I remember thinking FRIGHT NIGHT was pretty good in the ’80s, but honestly I was skeptical that it would hold up as well as its reputation. I should never have doubted! Writer and first time director Tom Holland (CHILD’S PLAY) revived the classical style of vampire tale for 1985, now souped up with some of the hallmarks of the era: quirky teen comedy, postmodernism/nostalgia, and most of all imaginative, gooey, wonderful creature effects.
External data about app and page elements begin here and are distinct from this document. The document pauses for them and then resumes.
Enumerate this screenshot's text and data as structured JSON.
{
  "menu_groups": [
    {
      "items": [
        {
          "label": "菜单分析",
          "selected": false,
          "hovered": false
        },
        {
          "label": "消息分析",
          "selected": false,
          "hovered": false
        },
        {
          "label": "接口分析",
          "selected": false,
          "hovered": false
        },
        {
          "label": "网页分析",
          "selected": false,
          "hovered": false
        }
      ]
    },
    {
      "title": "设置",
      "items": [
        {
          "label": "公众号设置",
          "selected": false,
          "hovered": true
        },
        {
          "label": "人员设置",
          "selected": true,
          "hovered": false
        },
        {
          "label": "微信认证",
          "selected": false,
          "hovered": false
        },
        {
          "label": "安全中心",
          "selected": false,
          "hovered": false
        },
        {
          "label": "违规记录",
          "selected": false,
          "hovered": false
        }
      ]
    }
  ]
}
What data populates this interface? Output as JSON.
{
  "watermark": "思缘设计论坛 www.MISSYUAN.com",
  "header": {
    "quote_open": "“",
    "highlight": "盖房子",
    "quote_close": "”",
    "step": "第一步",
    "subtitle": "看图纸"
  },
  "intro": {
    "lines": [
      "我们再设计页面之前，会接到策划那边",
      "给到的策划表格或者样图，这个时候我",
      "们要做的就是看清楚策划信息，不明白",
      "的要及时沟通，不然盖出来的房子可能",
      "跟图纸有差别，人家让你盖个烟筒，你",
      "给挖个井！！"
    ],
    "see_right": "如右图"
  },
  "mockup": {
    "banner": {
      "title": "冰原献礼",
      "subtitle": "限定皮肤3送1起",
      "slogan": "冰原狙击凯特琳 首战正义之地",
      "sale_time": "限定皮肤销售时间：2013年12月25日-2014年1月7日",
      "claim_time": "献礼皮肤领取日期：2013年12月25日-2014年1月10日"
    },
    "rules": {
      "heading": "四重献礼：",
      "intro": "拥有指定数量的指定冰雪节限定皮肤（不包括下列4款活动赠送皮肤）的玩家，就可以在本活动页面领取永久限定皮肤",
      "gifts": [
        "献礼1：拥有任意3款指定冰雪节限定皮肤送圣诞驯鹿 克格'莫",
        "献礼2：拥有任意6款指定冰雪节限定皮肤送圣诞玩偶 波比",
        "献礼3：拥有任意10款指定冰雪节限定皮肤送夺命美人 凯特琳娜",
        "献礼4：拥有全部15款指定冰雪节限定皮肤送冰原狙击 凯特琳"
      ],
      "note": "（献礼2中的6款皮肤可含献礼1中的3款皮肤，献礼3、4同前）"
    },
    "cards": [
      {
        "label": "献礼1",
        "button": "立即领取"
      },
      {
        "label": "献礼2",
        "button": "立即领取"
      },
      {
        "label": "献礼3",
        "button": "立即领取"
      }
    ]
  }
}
I was surprised by how much of that last one we get.
This is the age of home video and having a TV in your bedroom, so our teen protagonist Charley Brewster (William Ragsdale, ROAD HOUSE 2: LAST CALL, Justified) is very familiar with horror movies, having watched many of them as presented by the local horror host and former star of Hammer-esque vampire films Peter Vincent (Roddy McDowall, CLASS OF 1984 [which was written by Holland]). In the opening scene he’s got Vincent’s show “Fright Night” on in the background while he attempts to make out with his reluctant girlfriend Amy (Amanda Bearse, Married… with Children). Then he happens to look out his window and sees his new next door neighbor Jerry Dandridge (Jack Skellington himself, Chris Sarandon) getting it on with a woman who is found murdered the next day. After some spying Charley sees Jerry turn into a bat and have fangs and claws and suck blood, so he determines that Jerry is a vampire who is luring women to his house and killing them. For some reason nobody believes him. (read the rest of this shit…)